Causes of Chad’s Food Shortage
While drought has ravaged Chad and surrounding countries for the past couple of years and undoubtedly plays a role, it is not the most significant factor causing Chad’s food shortage. Many factors have contributed to the severity of food insecurity in Chad.
In 2021, Chad experienced its second straight year of recession, with the country’s GDP dropping by 1.2% over the course of the year. Rising food prices, due to a combination of gradual inflation and rapid inflation sparked by Russia’s invasion of Ukraine, have placed the final nail in the coffin. Internationally, according to the United Nations Food and Agriculture Organization, global wheat prices have increased for the fourth month in a row, rising 5.6% in May 2022 alone. Rising prices combined with dropping income place the people of Chad in a difficult situation. The U.N. ranks Chad as the third most impoverished nation in the world in 2022, a status that the current food emergency does not ease.
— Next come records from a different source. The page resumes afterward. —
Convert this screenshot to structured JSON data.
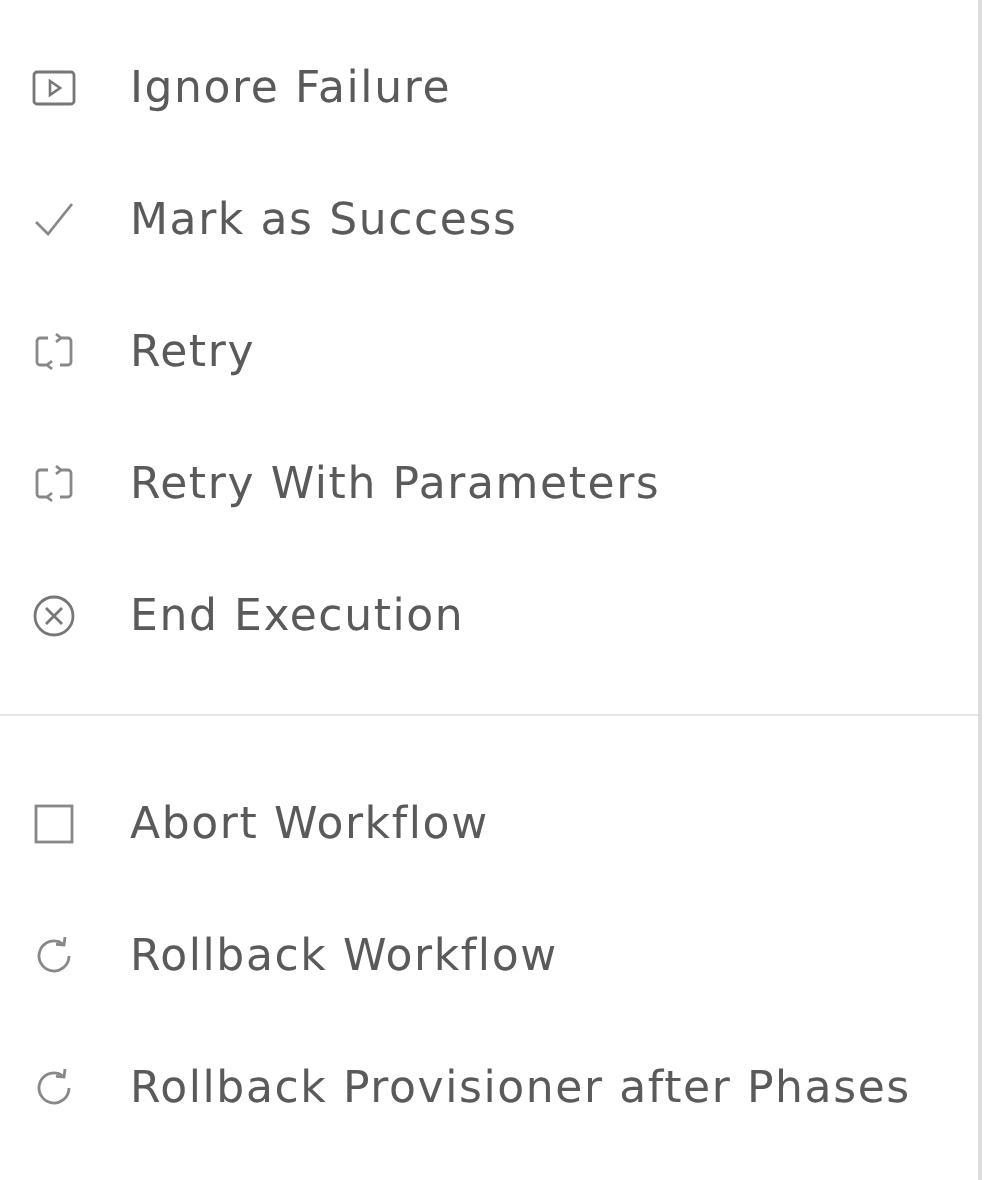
{
  "menu": {
    "groups": [
      {
        "items": [
          {
            "label": "Ignore Failure",
            "kind": "play"
          },
          {
            "label": "Mark as Success",
            "kind": "check"
          },
          {
            "label": "Retry",
            "kind": "retry"
          },
          {
            "label": "Retry With Parameters",
            "kind": "retry"
          },
          {
            "label": "End Execution",
            "kind": "cancel"
          }
        ]
      },
      {
        "items": [
          {
            "label": "Abort Workflow",
            "kind": "stop"
          },
          {
            "label": "Rollback Workflow",
            "kind": "rollback"
          },
          {
            "label": "Rollback Provisioner after Phases",
            "kind": "rollback"
          }
        ]
      }
    ]
  }
}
Solutions and the Way Forward
Chad’s food shortage has prompted the country to request urgent aid from the international community. While at the moment it is unclear which countries will answer the call, one organization that is already helping is the World Food Programme (WFP).
The humanitarian organization aims to provide assistance to approximately 3 million people facing food insecurity in Chad in 2022. About 42% of the population of Chad falls below the poverty line, but the WFP plans to help in a few ways. The organization provides displaced people within Chad with cash-based transfers to purchase food. The WFP also works with the Ministry of Health to support government-backed nutrition programs, reaching “458,000 children and 235,400 pregnant and nursing women with specialized nutritious foods” in 2021.
Another measure the organization is taking is working to provide children within Chad with school lunches. These provided meals not only help with food insecurity but also encourage school enrollment in a country with low rates of education. These school meals reached 200,000 children in 2021.
Chad’s call to action came just days before a meeting between Vladimir Putin, the president of Russia, and Macky Sall, the head of the African Union. On June 3, 2021, Sall met with Putin to discuss “freeing up stocks of cereals and fertilizers, the blockage of which particularly affects African countries.” The discussion did not spark any immediate change but there is cause for optimism as Putin said “We strive to develop humanitarian ties with African countries and will do everything in our power to make this process gain momentum.”
Whatever the outcome, Chad will need the support of numerous countries and organizations across the globe.
– Thomas Schneider